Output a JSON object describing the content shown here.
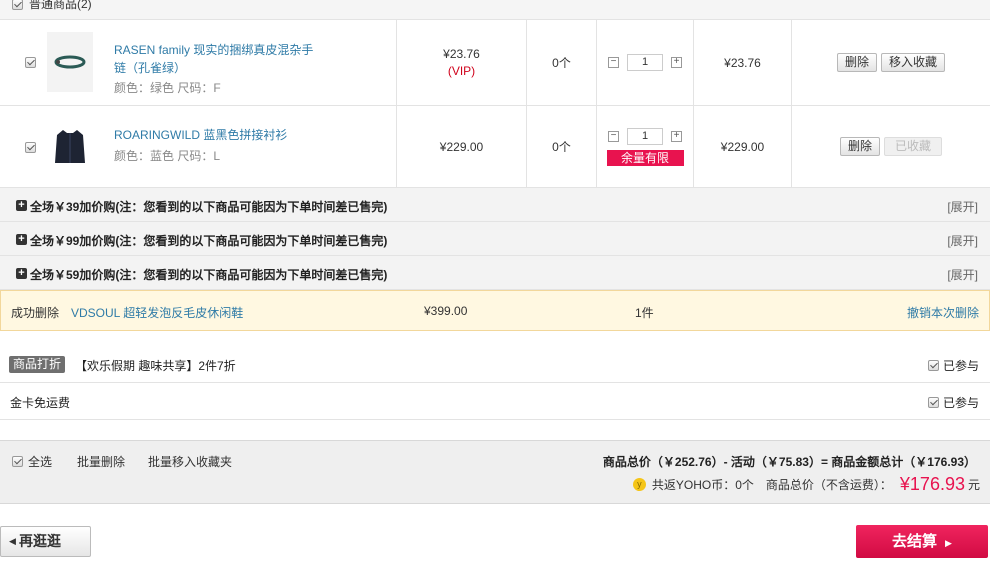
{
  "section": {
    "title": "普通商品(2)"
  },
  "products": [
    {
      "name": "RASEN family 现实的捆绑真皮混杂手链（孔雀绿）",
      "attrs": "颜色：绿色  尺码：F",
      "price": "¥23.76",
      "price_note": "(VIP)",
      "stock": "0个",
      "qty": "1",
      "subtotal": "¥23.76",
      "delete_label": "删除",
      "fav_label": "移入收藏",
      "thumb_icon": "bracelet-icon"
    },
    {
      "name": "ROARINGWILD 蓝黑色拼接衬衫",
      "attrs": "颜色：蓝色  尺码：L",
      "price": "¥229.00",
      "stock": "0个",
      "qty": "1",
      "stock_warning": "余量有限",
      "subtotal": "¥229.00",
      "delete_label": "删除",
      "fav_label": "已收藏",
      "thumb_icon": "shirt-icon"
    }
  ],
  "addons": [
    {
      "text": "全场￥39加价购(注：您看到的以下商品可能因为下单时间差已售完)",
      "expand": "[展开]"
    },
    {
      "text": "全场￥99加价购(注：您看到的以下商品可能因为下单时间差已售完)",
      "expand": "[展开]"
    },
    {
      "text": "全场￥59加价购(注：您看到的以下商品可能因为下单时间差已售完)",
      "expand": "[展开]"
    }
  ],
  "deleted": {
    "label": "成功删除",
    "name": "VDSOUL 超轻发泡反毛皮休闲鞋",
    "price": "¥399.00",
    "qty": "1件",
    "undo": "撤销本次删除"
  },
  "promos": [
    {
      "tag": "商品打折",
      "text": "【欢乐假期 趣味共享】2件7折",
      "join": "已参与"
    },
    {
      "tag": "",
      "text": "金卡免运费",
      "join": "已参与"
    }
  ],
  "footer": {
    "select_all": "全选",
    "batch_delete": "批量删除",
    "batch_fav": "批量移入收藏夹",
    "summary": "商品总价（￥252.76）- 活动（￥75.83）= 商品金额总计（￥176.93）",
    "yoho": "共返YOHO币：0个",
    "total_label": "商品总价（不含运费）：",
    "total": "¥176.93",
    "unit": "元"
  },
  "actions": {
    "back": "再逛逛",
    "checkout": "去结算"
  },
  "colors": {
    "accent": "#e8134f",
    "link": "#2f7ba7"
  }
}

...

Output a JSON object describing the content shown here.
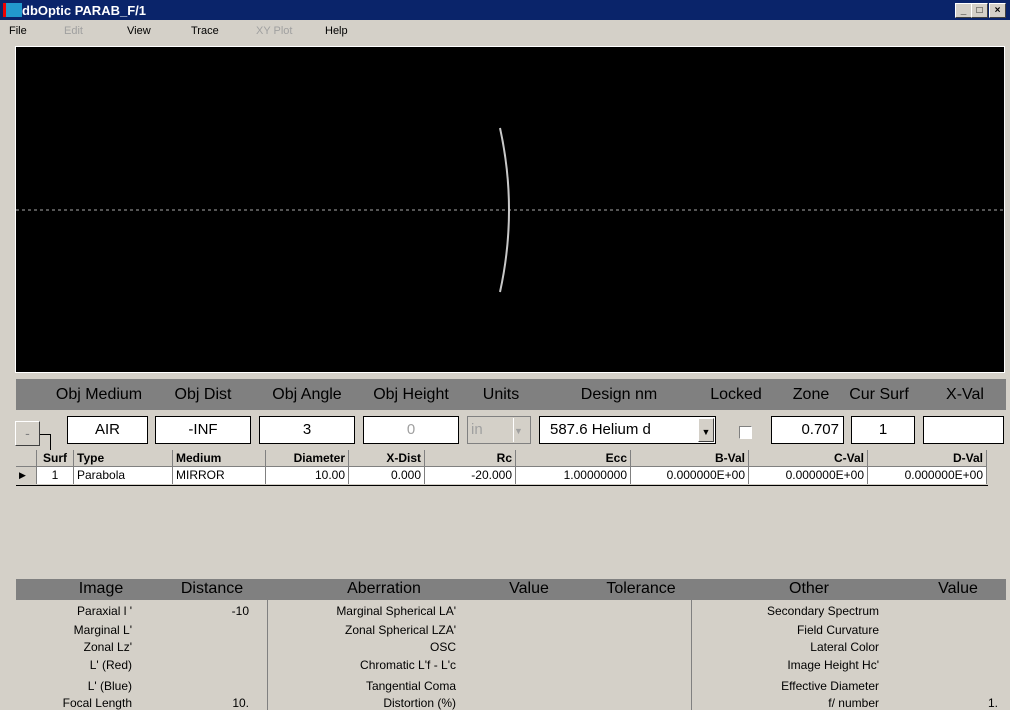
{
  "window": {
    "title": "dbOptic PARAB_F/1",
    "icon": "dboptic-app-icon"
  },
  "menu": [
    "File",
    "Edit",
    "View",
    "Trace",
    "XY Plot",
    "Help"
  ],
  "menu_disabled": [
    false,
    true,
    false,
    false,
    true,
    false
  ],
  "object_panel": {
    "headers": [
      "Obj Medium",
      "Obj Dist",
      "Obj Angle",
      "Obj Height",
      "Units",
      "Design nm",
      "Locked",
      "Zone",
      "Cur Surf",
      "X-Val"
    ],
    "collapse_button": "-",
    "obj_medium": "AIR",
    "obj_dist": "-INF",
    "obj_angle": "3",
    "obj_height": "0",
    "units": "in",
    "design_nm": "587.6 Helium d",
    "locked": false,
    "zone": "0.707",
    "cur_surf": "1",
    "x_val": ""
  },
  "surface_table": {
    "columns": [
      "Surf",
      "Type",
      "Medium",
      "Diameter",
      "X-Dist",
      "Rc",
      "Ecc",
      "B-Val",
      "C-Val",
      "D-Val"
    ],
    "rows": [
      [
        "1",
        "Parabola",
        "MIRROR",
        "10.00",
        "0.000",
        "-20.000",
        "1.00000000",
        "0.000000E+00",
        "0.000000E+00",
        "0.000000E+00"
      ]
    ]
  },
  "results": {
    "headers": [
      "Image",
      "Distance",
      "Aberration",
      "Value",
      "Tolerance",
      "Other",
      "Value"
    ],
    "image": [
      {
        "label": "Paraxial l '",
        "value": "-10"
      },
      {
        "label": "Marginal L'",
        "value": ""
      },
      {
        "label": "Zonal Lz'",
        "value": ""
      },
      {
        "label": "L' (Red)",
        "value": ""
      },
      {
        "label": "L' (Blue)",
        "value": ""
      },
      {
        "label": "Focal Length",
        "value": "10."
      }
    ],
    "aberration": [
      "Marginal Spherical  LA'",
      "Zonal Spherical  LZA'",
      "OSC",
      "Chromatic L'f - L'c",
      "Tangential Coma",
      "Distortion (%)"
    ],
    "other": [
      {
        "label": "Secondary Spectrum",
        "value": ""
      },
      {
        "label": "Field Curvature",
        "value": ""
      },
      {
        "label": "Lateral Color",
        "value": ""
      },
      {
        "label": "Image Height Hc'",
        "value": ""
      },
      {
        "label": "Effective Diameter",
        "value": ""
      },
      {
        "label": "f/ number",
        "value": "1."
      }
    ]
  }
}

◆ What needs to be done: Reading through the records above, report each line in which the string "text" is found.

◆ Answer to this exercise:
      "text": "全场￥39加价购(注：您看到的以下商品可能因为下单时间差已售完)",
      "text": "全场￥99加价购(注：您看到的以下商品可能因为下单时间差已售完)",
      "text": "全场￥59加价购(注：您看到的以下商品可能因为下单时间差已售完)",
      "text": "【欢乐假期 趣味共享】2件7折",
      "text": "金卡免运费",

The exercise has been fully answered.